November 3, 2009


The staff of the Committee on Open Government is authorized to issue advisory opinions.  The ensuing staff advisory opinion is based solely upon the information presented in your correspondence.


            We are in receipt of your request for an advisory opinion regarding application of the Freedom of Information Law to your request for records made to the Metropolitan Transportation Authority.  Specifically, you inquired whether the Freedom of Information Law permits an agency to deny access to records pursuant to §87(2)(d) when the procedural requirements of §89(5) have not been met.  In this regard, we offer the following comments.

            As you are likely aware, the Freedom of Information Law is based upon a presumption of access. Stated differently, all records of an agency are available, except to the extent that records or portions thereof fall within one or more grounds for denial appearing in §87(2)(a) through (j). Section 87(2)(d) authorizes an agency to withhold records or portions thereof that:

“are trade secrets or are submitted to an agency by a commercial enterprise or derived from information obtained from a commercial enterprise and which if disclosed would cause substantial injury to the competitive position of the subject enterprise;”

            Accordingly, when responding to a request for records, the issue is whether disclosure would cause substantial injury to the submitting entity’s competitive standing in a competitive marketplace.

            In our view, the nature of the record, the area of commerce in which a commercial entity is involved and the presence of the conditions described above that must be found to characterize records as trade secrets would be the factors used to determine the extent to which disclosure would "cause substantial injury to the competitive position" of a commercial enterprise. Therefore, the proper assertion of §87(2)(d) would be dependent upon the facts and, again, the effect of disclosure upon the competitive position of the entity to which the records relate.

            As you know, §89(5) of the Freedom of Information Law includes provisions that authorize a commercial enterprise required to submit records to a state agency to seek confidentiality by identifying those portions of the records believed to fall within the scope of §87(2)(d).

            Under §89(5), if a request is made for records believed to fall within the trade secret exception, the agency must inform the commercial enterprise of the request and provide an opportunity to indicate why it continues to contend that disclosure would cause substantial injury to its competitive position.  If the agency agrees, it will deny access, and the person requesting the record, as in all other instances, has the right to appeal to the head or governing body of the agency.  If the appeal sustains the initial denial of access, the person seeking the record may bring a judicial proceeding in which the agency has the burden of proving that disclosure would result in the harm described in the exception.  If the agency disagrees with the commercial enterprise and contends that the record sought should be made public, the commercial enterprise has the right to appeal.  If the agency’s decision to disclose is upheld on appeal, the commercial enterprise has fifteen days to go to court to attempt to block disclosure.

            In our view, when an entity responds to a request for proposals from a state agency, the entity is “required” to submit certain information to the agency, and the provisions of §89(5) may be triggered.  If the entity fails to request preferential treatment at the time of submission of the records, in our opinion a required element of §89(5) would not have been met, and the agency would then have none of the obligations imposed by that provision.

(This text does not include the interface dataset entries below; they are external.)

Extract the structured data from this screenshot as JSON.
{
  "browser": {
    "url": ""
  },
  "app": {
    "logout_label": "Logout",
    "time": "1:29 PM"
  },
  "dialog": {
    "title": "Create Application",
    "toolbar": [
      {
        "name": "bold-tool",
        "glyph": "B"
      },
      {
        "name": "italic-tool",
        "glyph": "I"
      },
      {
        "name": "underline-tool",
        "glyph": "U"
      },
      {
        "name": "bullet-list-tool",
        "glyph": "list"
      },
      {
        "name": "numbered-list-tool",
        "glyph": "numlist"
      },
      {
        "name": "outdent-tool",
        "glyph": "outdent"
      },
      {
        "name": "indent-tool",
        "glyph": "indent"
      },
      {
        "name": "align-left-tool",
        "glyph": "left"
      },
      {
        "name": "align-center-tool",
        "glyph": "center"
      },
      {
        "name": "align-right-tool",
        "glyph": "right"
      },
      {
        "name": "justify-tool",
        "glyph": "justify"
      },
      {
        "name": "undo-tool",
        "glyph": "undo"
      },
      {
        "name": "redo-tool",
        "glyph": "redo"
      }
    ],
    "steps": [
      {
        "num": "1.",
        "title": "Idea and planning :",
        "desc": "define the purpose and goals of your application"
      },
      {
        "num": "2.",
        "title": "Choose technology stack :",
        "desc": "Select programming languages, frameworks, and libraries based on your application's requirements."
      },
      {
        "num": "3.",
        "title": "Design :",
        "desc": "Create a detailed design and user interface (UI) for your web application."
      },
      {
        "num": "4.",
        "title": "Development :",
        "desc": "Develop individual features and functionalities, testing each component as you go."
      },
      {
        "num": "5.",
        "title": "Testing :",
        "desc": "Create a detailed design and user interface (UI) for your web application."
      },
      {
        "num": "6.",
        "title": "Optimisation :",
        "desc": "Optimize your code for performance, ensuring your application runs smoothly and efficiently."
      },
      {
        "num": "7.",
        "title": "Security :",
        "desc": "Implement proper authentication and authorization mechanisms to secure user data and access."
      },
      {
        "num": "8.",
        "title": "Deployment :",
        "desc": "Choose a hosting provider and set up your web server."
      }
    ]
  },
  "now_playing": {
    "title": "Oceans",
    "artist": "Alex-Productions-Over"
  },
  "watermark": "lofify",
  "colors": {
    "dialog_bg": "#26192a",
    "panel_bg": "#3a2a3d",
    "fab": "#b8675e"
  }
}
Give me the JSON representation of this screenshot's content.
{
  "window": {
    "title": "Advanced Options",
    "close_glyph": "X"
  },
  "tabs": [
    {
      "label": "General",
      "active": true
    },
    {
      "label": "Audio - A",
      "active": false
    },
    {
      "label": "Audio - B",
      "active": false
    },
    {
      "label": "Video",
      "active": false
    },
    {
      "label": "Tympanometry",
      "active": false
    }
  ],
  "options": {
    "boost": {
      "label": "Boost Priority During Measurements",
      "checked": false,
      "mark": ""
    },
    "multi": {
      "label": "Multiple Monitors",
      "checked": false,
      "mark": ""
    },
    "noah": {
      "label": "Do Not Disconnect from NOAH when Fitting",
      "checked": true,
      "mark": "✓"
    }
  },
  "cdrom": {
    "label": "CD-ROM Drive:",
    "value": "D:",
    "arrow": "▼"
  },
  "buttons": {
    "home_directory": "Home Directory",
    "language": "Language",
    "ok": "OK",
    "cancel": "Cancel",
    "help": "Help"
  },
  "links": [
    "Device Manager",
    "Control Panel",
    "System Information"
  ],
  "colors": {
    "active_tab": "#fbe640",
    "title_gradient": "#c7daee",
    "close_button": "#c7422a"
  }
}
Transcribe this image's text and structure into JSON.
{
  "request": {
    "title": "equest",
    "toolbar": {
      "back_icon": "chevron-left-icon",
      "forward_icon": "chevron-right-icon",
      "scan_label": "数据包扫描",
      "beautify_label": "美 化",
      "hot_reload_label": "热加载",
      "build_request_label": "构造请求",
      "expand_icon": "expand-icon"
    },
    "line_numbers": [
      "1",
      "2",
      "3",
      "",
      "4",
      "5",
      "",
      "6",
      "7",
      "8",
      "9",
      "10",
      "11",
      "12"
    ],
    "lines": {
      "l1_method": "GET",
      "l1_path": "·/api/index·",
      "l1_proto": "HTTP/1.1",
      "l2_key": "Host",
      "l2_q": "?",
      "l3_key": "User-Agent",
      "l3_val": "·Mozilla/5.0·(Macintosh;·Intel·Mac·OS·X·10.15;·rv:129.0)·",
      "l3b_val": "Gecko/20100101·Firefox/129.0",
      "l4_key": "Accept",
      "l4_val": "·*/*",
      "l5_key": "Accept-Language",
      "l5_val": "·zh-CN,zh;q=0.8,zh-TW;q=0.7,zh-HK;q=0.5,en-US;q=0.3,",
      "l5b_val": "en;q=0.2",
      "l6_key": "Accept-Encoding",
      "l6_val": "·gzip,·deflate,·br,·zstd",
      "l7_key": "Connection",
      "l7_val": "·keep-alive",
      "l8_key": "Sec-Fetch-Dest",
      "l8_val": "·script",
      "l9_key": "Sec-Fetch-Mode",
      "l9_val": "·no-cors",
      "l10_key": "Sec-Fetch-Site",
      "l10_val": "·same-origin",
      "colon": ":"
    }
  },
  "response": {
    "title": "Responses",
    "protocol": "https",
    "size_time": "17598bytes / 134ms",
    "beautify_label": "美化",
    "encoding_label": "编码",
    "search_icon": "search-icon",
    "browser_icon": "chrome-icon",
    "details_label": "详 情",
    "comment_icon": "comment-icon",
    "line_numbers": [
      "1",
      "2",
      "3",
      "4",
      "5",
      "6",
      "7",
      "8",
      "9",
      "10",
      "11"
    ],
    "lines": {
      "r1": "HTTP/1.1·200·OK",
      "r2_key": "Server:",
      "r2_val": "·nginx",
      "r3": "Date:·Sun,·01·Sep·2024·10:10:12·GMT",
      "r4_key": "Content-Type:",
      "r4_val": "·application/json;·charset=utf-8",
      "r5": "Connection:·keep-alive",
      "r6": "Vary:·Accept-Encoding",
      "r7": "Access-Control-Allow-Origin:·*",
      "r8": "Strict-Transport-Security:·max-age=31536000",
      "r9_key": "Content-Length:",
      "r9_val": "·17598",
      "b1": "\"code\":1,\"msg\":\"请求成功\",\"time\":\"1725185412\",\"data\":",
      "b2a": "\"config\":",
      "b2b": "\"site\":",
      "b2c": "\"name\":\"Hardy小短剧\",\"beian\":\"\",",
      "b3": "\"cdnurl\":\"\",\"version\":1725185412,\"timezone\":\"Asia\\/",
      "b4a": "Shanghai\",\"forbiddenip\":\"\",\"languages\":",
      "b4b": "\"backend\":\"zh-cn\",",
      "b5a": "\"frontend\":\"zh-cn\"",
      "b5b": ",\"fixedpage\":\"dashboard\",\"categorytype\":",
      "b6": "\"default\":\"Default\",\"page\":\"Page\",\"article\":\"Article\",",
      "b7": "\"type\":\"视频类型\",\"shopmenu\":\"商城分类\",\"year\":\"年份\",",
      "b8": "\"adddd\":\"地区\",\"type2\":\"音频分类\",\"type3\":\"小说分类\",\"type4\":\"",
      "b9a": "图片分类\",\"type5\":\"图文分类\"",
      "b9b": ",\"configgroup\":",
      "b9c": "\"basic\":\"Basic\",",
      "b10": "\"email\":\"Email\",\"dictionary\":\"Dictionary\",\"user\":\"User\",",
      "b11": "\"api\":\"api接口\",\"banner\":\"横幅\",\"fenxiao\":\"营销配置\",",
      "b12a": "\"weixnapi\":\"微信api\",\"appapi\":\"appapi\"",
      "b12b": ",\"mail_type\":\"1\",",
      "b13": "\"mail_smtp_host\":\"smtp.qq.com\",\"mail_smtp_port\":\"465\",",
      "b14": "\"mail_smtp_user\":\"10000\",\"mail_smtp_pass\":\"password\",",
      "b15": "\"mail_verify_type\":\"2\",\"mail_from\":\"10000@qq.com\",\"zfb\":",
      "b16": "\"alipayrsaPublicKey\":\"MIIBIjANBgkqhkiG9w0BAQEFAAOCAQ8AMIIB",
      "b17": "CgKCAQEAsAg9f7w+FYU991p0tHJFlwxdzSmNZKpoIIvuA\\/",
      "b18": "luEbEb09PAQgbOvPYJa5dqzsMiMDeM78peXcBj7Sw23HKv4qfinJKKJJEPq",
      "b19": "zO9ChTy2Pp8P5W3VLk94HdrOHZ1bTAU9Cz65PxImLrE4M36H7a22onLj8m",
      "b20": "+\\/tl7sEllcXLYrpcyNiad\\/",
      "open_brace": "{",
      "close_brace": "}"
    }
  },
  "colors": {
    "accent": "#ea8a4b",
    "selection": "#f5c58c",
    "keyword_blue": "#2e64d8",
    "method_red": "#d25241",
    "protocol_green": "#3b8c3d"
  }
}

            This is not intended to suggest that an agency is prohibited from contacting a submitting entity upon receipt of a request for records submitted by that entity.  In our opinion, a communication of that nature would serve as a direct method by which an agency could gather information about the effect of disclosure of the record in the entity’s particular market or industry, despite the absence of a request for confidentiality, an agency may, based on its own analysis, or following consultation with a commercial entity, determine to withhold records or portions of records on the basis of §87(2)(d).  Nevertheless, it remains our opinion that in order for the appeal provisions of §89(5) to apply, the submitting entity must make the request for confidentiality upon submission of the records to the state agency.

            Having reviewed the two communications from the MTA, dated March 31, 2009, it appears that the MTA is affording the applicant the right to appeal its determination to withhold one page of the record, pursuant to §89(5)(c)(i).  In keeping with the explanation offered above, and the information you provided, that the submitting entity did not make an appropriate request at the time of submission, it is our opinion that the provisions of §89(5) do not apply, and that no such appeal is available to the applicant.  The issue, in our view, involves the strength of the MTA’s decision to deny access, and whether it can meet the burden of defending its determination.

            On behalf of the Committee on Open Government, we hope that this is helpful to you.



                                                                                                Camille S. Jobin-Davis
                                                                                                Assistant Director



cc: Ann Cutler